**Problem**. Print each entry word for word.

Dataset rows for apps and sites
"""
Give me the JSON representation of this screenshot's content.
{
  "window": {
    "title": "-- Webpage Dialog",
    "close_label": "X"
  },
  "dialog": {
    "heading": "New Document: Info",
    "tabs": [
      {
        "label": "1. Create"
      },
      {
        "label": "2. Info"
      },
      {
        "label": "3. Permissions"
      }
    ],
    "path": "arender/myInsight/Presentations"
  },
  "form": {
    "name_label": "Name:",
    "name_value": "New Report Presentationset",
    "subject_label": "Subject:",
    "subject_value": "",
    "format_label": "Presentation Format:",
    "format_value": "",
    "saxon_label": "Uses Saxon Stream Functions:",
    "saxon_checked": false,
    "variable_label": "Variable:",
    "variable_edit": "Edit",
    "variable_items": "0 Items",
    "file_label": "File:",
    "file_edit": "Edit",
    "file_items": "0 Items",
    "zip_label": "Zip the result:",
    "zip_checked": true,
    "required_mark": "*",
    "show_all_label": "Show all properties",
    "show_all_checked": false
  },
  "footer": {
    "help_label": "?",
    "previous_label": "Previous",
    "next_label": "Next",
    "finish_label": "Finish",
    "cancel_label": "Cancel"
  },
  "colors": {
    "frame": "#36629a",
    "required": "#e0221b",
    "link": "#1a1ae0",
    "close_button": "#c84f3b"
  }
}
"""
**Solution to the exercise**.
Give me the JSON representation of this screenshot's content.
{
  "window": {
    "title": "-- Webpage Dialog",
    "close_label": "X"
  },
  "dialog": {
    "heading": "New Document: Info",
    "tabs": [
      {
        "label": "1. Create"
      },
      {
        "label": "2. Info"
      },
      {
        "label": "3. Permissions"
      }
    ],
    "path": "arender/myInsight/Presentations"
  },
  "form": {
    "name_label": "Name:",
    "name_value": "New Report Presentationset",
    "subject_label": "Subject:",
    "subject_value": "",
    "format_label": "Presentation Format:",
    "format_value": "",
    "saxon_label": "Uses Saxon Stream Functions:",
    "saxon_checked": false,
    "variable_label": "Variable:",
    "variable_edit": "Edit",
    "variable_items": "0 Items",
    "file_label": "File:",
    "file_edit": "Edit",
    "file_items": "0 Items",
    "zip_label": "Zip the result:",
    "zip_checked": true,
    "required_mark": "*",
    "show_all_label": "Show all properties",
    "show_all_checked": false
  },
  "footer": {
    "help_label": "?",
    "previous_label": "Previous",
    "next_label": "Next",
    "finish_label": "Finish",
    "cancel_label": "Cancel"
  },
  "colors": {
    "frame": "#36629a",
    "required": "#e0221b",
    "link": "#1a1ae0",
    "close_button": "#c84f3b"
  }
}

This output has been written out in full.